‘But now there were so many and they appeared on occasions when you’d never normally see a rainbow, which is why I know it’s Jack. I saw them in front of me in the fog when I was walking with the dogs, I saw “moonbows” at night and “fire rainbows” on clear days.
‘This is what those rainbows that arrive without rain are called, I’ve since discovered. They aren’t common and usually appear to sailors at sea, or in icy places.’
She adds: ‘Rainbows are totally appropriate for Jack because his personality was so colourful and magical. He was a little ball of energy, a boy with an infectious laugh who would say hello to everyone and blow kisses to old ladies in the supermarket queue.
‘When he’s with me, I sometimes get this almost childlike energy — I can feel his mischievous excitement for life.’
Of course, Lucy says that things were never the same after his death.
Like so many couples who suffer such a loss, she and Jack’s father struggled to grieve together and their relationship didn’t last. But throughout, Jack’s rainbows were a comfort.
‘If I am looking for a rainbow, I will never see one,’ says Lucy. ‘But when I need it — on his birthday, anniversaries, when I’m feeling low or need reassurance — somehow they always appear.’
Always by my side: Beth Deacon-Bates with baby Roy in 2019
Tragically, Beth Deacon-Bates and her husband Jack never got the chance to really know their little boy Roy, who died at five days old in 2019 after he was born at 28 weeks.
Yet Beth swears she has still been able to watch Roy grow up.
‘Food has always been a huge passion of mine but after Roy died I lost the desire to bake,’ says the 28-year-old from Colchester, Essex.

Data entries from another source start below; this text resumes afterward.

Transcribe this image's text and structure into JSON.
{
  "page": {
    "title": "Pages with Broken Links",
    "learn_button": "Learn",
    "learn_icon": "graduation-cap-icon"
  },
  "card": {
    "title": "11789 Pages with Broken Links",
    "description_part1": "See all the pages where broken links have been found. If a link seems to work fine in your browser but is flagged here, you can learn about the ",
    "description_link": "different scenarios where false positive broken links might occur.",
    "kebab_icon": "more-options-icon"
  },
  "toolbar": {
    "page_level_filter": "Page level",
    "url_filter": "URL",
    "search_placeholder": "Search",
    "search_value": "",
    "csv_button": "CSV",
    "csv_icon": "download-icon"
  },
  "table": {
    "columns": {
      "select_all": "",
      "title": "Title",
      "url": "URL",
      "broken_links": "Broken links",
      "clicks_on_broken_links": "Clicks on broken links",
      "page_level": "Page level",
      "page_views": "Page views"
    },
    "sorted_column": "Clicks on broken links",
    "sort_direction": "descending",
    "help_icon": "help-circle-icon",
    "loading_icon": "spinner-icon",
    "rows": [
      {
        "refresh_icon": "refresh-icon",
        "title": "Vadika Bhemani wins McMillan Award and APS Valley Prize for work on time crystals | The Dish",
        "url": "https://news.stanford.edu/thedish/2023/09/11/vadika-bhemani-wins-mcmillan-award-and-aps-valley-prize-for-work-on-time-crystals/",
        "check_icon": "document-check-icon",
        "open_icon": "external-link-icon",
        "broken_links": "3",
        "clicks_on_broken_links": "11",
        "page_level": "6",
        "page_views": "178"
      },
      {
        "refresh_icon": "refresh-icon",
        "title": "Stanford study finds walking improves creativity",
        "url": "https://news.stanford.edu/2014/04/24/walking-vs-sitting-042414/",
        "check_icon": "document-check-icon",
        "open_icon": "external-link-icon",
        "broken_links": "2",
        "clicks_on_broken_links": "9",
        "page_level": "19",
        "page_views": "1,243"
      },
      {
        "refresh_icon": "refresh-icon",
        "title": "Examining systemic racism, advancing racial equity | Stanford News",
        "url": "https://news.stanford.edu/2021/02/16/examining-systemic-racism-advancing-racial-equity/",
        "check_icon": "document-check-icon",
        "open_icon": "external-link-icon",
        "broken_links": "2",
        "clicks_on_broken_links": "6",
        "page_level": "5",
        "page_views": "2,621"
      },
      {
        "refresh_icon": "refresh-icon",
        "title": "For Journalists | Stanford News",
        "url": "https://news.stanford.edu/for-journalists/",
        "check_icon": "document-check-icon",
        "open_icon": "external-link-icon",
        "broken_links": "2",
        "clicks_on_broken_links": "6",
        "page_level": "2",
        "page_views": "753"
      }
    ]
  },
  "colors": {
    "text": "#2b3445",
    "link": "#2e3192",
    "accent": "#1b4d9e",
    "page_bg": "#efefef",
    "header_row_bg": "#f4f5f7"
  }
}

‘Then, one day, a couple of months after his death, as I stood looking at my baking equipment, I felt a presence in the doorway.
‘More than that, I could see a mist around it, too, that couldn’t be explained by anything that was going on in the kitchen. I just knew it was Roy.
‘It was incredibly comforting and gave me a shake-up to continue with life. I started baking again and started seeing him regularly after that.’
Beth acknowledges that ‘it might sound strange to anyone who hasn’t felt this’, but she adds: ‘It’s as though he’s on the edge of our world and keeping an eye on his family.
‘He can’t be fully present in our dimension, but he is very definitely there and my son’s presence in the doorways around my home gives me solace.’
Since Roy’s death, Beth, who also has sons Vincent, four, and Edmund, one, has begun fundraising in his memory. And, she says, Roy has been present for that, too.
‘Training for a half-marathon wasn’t easy. Yet every single time I went out for a run I’d see a fox, even in the middle of the day when they’re rarely out,’ she says.
‘We would make eye contact with each other. I just knew it was Roy’s way of making a connection.
‘When we sold our house in October last year, I feared I’d no longer see Roy in our new home. Thankfully, I still feel his presence lingering in doorways.
‘I experience him in the form of the age he should be, so at the moment I see him here as a toddler, though I don’t see him in detail.’
Though Jack doesn’t share his wife’s view that Roy is still with them, Beth says he is supportive.
‘As for me, when I do die, I know I’ve got my next chapter with my son,’ she says.
‘As Roy’s mum, this gives me immense comfort.’